It's always nice when we manage to save money on our utility bills, but you should know there’s a way to lower energy use, even when you're not even home.
It starts with your thermostat. By making the most out of your thermostat, you can structure its daily schedule around your personal preferences. You can create a number of automated temperature settings for when you’re at home, away or even when you’re asleep.
By trying a few of these schedules, you'll be able to enjoy comfortable temperatures while also keeping more of your money. Check out our guide on how your thermostat can be a source of energy savings:
While at Home
When you’re home, you want a nice range of pleasant temperatures. That’s why it’s best to set your thermostat lower in the summer if you're indoors to make the most of the cool air.
But in terms of energy efficiency, the best range for when you're in your home during the summer is in fact anywhere between 78 and 80 degrees Fahrenheit. With this adjustment, you can stay cool while still keeping your energy bills low.
While Out of the House
When it comes to setting the temperature for when you are out of the house in summer, it's extremely common to move the thermostat higher than you would if you were in the house.
If your home is in a shady spot in a cooler climate, you can set the thermostat to temperatures as high as 88 degrees while no one is home before you adjust it back to the sweet spot of 78-80 degrees after you return. This way, your air conditioning system isn't working around the clock to provide cooling for a bunch of empty rooms.
When it comes to sleeping in the summer, you want a nice cool temperature. A great place to start is between 68-72 degrees Fahrenheit. There's less risk of getting too hot or too cold when you are trying to get some rest.
Other Ways to Use Less Energy:
- Install a smart thermostat: Switching to a smart thermostat in the summer helps save money on energy costs since it can plan your temperature adjustments according to your lifestyle and home environment. A smart thermostat manages the temperature if you are home or sleeping, while allowing it to get a little warmer when no one is home.
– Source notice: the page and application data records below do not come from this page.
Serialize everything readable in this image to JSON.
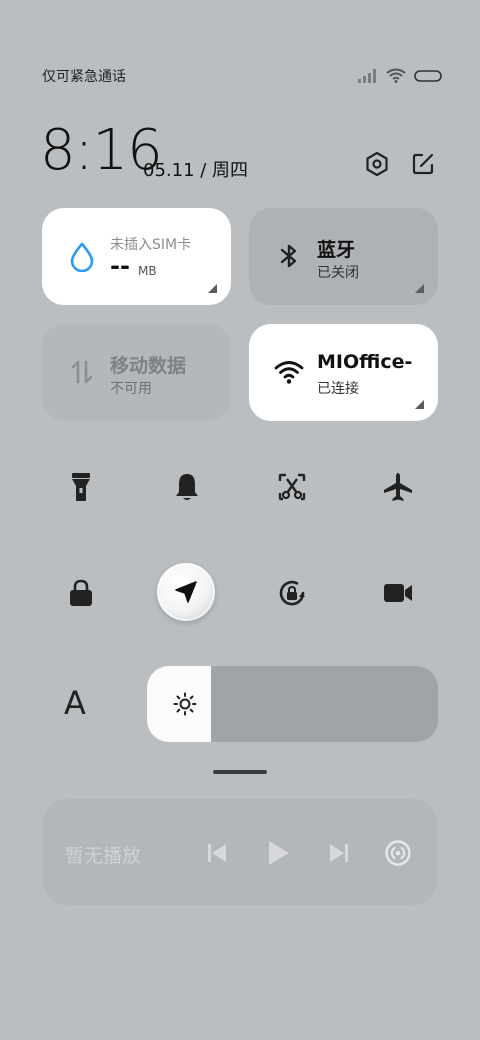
{
  "status_bar": {
    "carrier_text": "仅可紧急通话",
    "icons": [
      "signal-icon",
      "wifi-icon",
      "battery-icon"
    ]
  },
  "header": {
    "time": "8:16",
    "date": "05.11 / 周四",
    "icons": [
      "settings-icon",
      "edit-icon"
    ]
  },
  "tiles": {
    "data_usage": {
      "subtitle": "未插入SIM卡",
      "value": "--",
      "unit": "MB",
      "icon": "water-drop-icon",
      "accent": "#2b9af3"
    },
    "bluetooth": {
      "title": "蓝牙",
      "status": "已关闭",
      "icon": "bluetooth-icon"
    },
    "mobile_data": {
      "title": "移动数据",
      "status": "不可用",
      "icon": "mobile-data-icon"
    },
    "wifi": {
      "title": "MIOffice-",
      "status": "已连接",
      "icon": "wifi-icon"
    }
  },
  "toggles": {
    "row1": [
      "flashlight-icon",
      "bell-icon",
      "screenshot-icon",
      "airplane-icon"
    ],
    "row2": [
      "lock-icon",
      "location-icon",
      "rotation-lock-icon",
      "video-camera-icon"
    ]
  },
  "brightness": {
    "font_label": "A",
    "level": 0.22,
    "icon": "sun-icon"
  },
  "media": {
    "status_text": "暂无播放",
    "controls": [
      "previous-icon",
      "play-icon",
      "next-icon",
      "cast-icon"
    ]
  },
  "colors": {
    "background": "#bbbec1",
    "tile_active": "#ffffff",
    "tile_inactive": "#aeb1b5",
    "accent_blue": "#2b9af3"
  }
}
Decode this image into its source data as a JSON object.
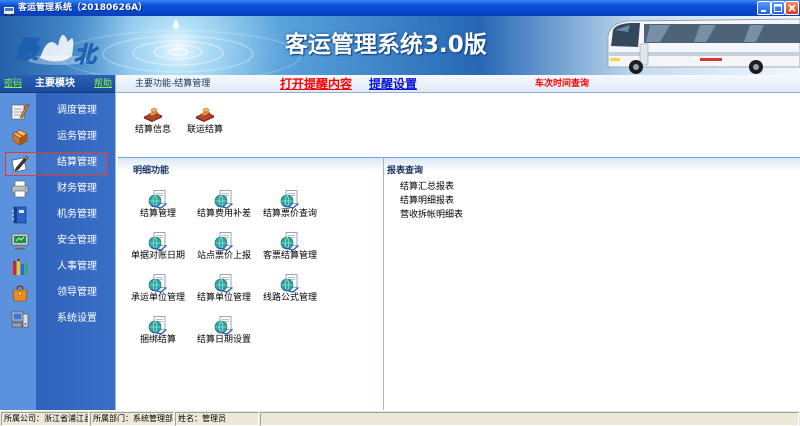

With reliable brands like the Lennox iComfort, you have the ability to remotely access and change the temperature through your smartphone, tablet or laptop. Scheduling smart thermostat installation in your Lafayette home can be the simplest strategy for maintaining comfortable, yet energy-efficient temperatures whether you're at home or across the country.
- Update your existing HVAC system: A new HVAC system is another great option for long-term energy savings. If a system boasts high energy efficiency, you can also count on lower utility bills since more efficient equipment requires less energy to reach your preferred temperatures. Air conditioning installation in Lafayette is only a phone call away, so don't hesitate to reach out to local pros who can set you up for success.
- Stay on top of routine AC maintenance: Investing in or ignoring regular air conditioning maintenance in Lafayette can have a big impact on your monthly energy use. By regularly cleaning the coils, checking for damage and clearing ventilation of dust and debris, you may notice your HVAC system perform better during day-to-day use.. Higher energy efficiency will also reduce strain on key parts and lowers operational costs, resulting in lower energy usage and subsequently, smaller bills.
- Replace your air filter regularly: Cleaning or replacing the air filter regularly saves money by helping air flow efficiently through your air conditioner. When filters are clogged with dirt and debris, air conditioners have to work harder, and the added strain may impact the system’s life span and cause breakdowns.
- Verify your attic has enough insulation: Insulation is a vital part of maintaining an energy-efficient home, keeping the hot air outside and the cool air inside through summer. The North American Insulation Manufacturers Association (NAIMA) offers an official recommendation stating homeowners in southern states should possess at least 13-14 inches of insulation, while those in northern U.S. states should have 16-18 inches.
- Inspect your ductwork: Damage to the ventilation is capable of increasing your energy bills much more than 20 percent, plus it can affect equipment such as your water heater, clothes dryer and other appliances throughout your home. Finding any leaks fast and sealing them can address both concerns.
- Seal all other leaky spots in your home: Finding and sealing any remaining leaks in your home with caulk, foam sealant or weather-stripping can help keep it cooler on hot summer days. Don't forget to check for any gaps around windows, doors and even outdoor fixtures. Taking the time to seal up any leaks now can help you save a lot in the long term.